A former court reporter who worked at a regional daily for 25 years has died at the age of 68.
Carol Saunders, left, worked at Plymouth’s The Herald for 25 years after previously working at the Express and Star in Wolverhampton, where she became the women’s editor at the age of 21.
She was the Herald’s longest-serving reporter when she retired four years ago, serving under six editors, and a farewell event was held at Plymouth Magistrates’ Court.
Tributes have been paid to Carol after she died at home from a pulmonary embolism.
He said: “She was really dedicated, really hardworking and a chain smoker. She was completely reliable. You could not ask for a safer pair of hands for a story.”
The Herald’s former head of content, Mike Bramhall, who worked with her on both papers, said: “She was the queen of the newsroom at the Express and Star and it was the same on The Herald.
“Carol used to dig out some great stories because of her ability to chat to people of all ages and backgrounds.
“She was a very kind, very generous, very bubbly person.

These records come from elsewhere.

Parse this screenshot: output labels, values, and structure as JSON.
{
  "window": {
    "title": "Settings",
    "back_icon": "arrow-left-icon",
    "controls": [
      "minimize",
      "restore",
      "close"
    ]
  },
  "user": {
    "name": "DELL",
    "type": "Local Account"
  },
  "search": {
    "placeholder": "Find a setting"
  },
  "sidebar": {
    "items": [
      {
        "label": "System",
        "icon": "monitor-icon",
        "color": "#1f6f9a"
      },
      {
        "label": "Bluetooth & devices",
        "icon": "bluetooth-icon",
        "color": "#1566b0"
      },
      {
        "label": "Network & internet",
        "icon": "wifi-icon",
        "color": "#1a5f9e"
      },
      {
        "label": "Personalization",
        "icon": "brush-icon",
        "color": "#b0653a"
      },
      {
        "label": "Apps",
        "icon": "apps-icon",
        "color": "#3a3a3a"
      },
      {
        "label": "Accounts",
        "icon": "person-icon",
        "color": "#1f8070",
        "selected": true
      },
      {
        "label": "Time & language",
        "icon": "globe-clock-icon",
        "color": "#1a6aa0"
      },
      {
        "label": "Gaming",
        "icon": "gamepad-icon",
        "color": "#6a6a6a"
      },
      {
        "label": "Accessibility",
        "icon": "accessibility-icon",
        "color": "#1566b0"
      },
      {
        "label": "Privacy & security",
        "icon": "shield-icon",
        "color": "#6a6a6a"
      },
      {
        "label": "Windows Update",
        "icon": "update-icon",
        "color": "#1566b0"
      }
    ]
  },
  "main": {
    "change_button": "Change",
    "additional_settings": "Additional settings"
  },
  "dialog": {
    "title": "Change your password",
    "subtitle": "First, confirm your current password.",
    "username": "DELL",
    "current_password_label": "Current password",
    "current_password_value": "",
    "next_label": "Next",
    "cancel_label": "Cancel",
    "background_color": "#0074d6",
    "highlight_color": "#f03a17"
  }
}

She was very glamorous, a girl-about-town in her sports car when she was younger and like an auntie to all the younger people in the newsroom when she was older.”
During Carol’s time at the Express and Star, she interviewed the Beatles and met the then Prime Minister Margaret Thatcher, while also sharing a jokey kiss with American singer Harry Belafonte while on a travel writing assignment in San Francisco.
While at The Herald, she teamed up with a fishmonger for a 1 April spoof where parts of a conger and a cuttlefish were stitched together and the creature put on display in Plymouth Market as a “squeel”, which was claimed to have been extinct for 2,500 years.
She also helped to make a fundraising appeal for the Plymouth and District Leukaemia Fund a success.
Carol leaves two daughters, Charlotte and Tara, and two grandsons.